State how many lines in the material hold the string "value"; nothing besides that number is expected.
=-=-=-=-=
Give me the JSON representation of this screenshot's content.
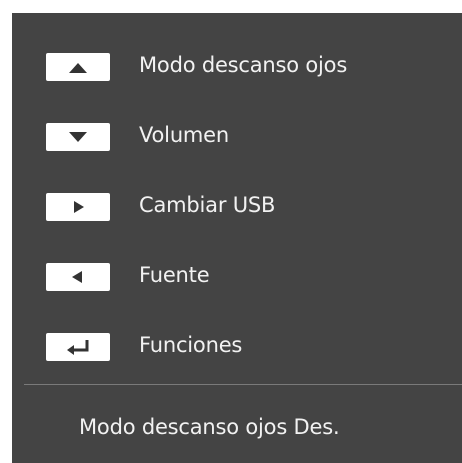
{
  "osd": {
    "menu": [
      {
        "key_icon": "up-arrow-icon",
        "label": "Modo descanso ojos"
      },
      {
        "key_icon": "down-arrow-icon",
        "label": "Volumen"
      },
      {
        "key_icon": "right-arrow-icon",
        "label": "Cambiar USB"
      },
      {
        "key_icon": "left-arrow-icon",
        "label": "Fuente"
      },
      {
        "key_icon": "enter-icon",
        "label": "Funciones"
      }
    ],
    "status": "Modo descanso ojos Des.",
    "colors": {
      "panel_background": "#444444",
      "key_background": "#ffffff",
      "key_glyph": "#333333",
      "text": "#f2f2f2",
      "divider": "#7a7a7a"
    }
  }
}
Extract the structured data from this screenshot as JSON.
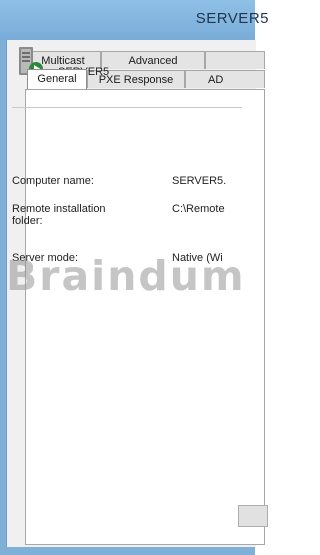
{
  "window": {
    "title": "SERVER5"
  },
  "tabs": {
    "back_row": [
      {
        "label": "Multicast"
      },
      {
        "label": "Advanced"
      },
      {
        "label": ""
      }
    ],
    "front_row": [
      {
        "label": "General",
        "active": true
      },
      {
        "label": "PXE Response"
      },
      {
        "label": "AD"
      }
    ]
  },
  "general": {
    "server_icon": "server-play-icon",
    "server_name": "SERVER5",
    "fields": [
      {
        "label": "Computer name:",
        "value": "SERVER5."
      },
      {
        "label": "Remote installation folder:",
        "value": "C:\\Remote"
      },
      {
        "label": "Server mode:",
        "value": "Native (Wi"
      }
    ]
  },
  "watermark": {
    "text": "Braindum"
  },
  "colors": {
    "window_frame": "#7fb0d8",
    "dialog_background": "#f0f0f0",
    "panel_background": "#ffffff"
  }
}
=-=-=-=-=
**RESULT**
3